How old is old? I was watching the **Star Wars ** revitalized 4-5-6 over the weekend (well, really, just flipping back and forth) and I don’t think I truly realized how bad the writing is and how Mark Hamill can’t act his way out of a wet paper bag.

Yeesh. But I guess the special effects were good for their time.

I’m unhappy when people even laugh at new movies at inappropriate times.

When we saw Return of the King in the theater for the first time, we sat next to an imbecilic couple who laughed every single time something unexpected happened on the screen. They weren’t showing how they were above the silly fantasy movie; it was just their way of reacting to any kind of stimulus.

Sam strangling Gollum? ::laughter::
Nazgul shrieking and everyone cowering in fear? ::laughter::
Gondorian soldiers being massacred in the failed sortie? ::laughter::
Pippin finding Merry near death on the battlefield? ::laughter::

They finally got the message when my husband leaned forward in his seat and glared at them fiercely and they cut it out.

:: off-topic:: The Film Forum, right? Their current definition of “noir” is a little loose. ::end off-topic::

The worst example of this was the screening of The Searchers. The 20-somethings in the audience rolled with laughter at some of the most dramatic parts, while the more mature patrons glared.

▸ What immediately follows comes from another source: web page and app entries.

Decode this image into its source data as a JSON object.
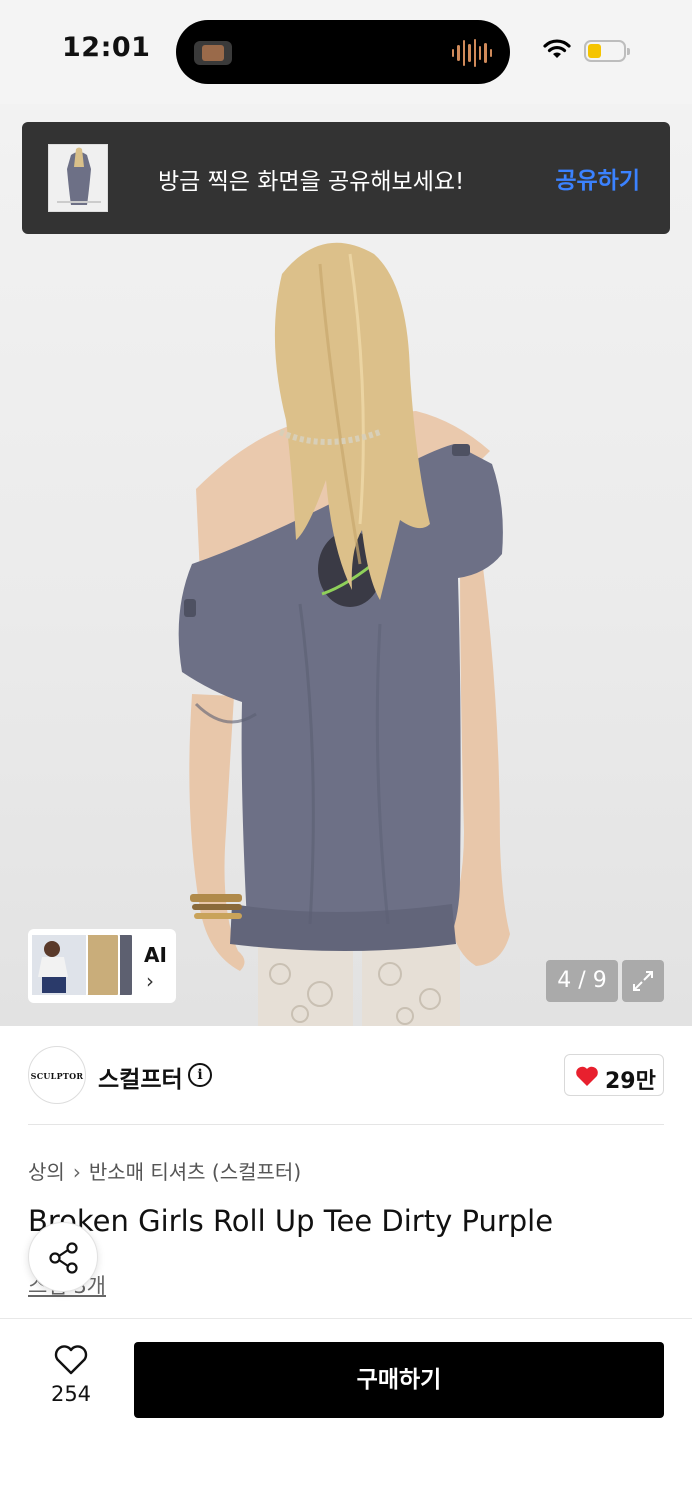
{
  "status_bar": {
    "time": "12:01"
  },
  "toast": {
    "message": "방금 찍은 화면을 공유해보세요!",
    "action": "공유하기"
  },
  "gallery": {
    "counter": "4 / 9",
    "ai_label": "AI"
  },
  "store": {
    "name": "스컬프터",
    "logo_text": "SCULPTOR",
    "likes": "29만"
  },
  "breadcrumb": {
    "category": "상의",
    "subcategory": "반소매 티셔츠 (스컬프터)"
  },
  "product": {
    "title": "Broken Girls Roll Up Tee Dirty Purple",
    "reviews": "스냅 3개"
  },
  "bottom_bar": {
    "wish_count": "254",
    "buy_label": "구매하기"
  },
  "colors": {
    "accent": "#3b82ff",
    "heart": "#e8202e",
    "toast_bg": "#333333",
    "buy_bg": "#000000",
    "shirt": "#6d7086"
  },
  "icons": [
    "wifi-icon",
    "battery-icon",
    "expand-icon",
    "info-icon",
    "heart-icon",
    "share-icon",
    "chevron-right-icon"
  ]
}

Yeesh, the most dramatic parts of The Searchers can be pretty heartbreaking and intense. I can’t imagine thinking it’d be funny, even if I found the acting outdated (which I don’t). What yahoos.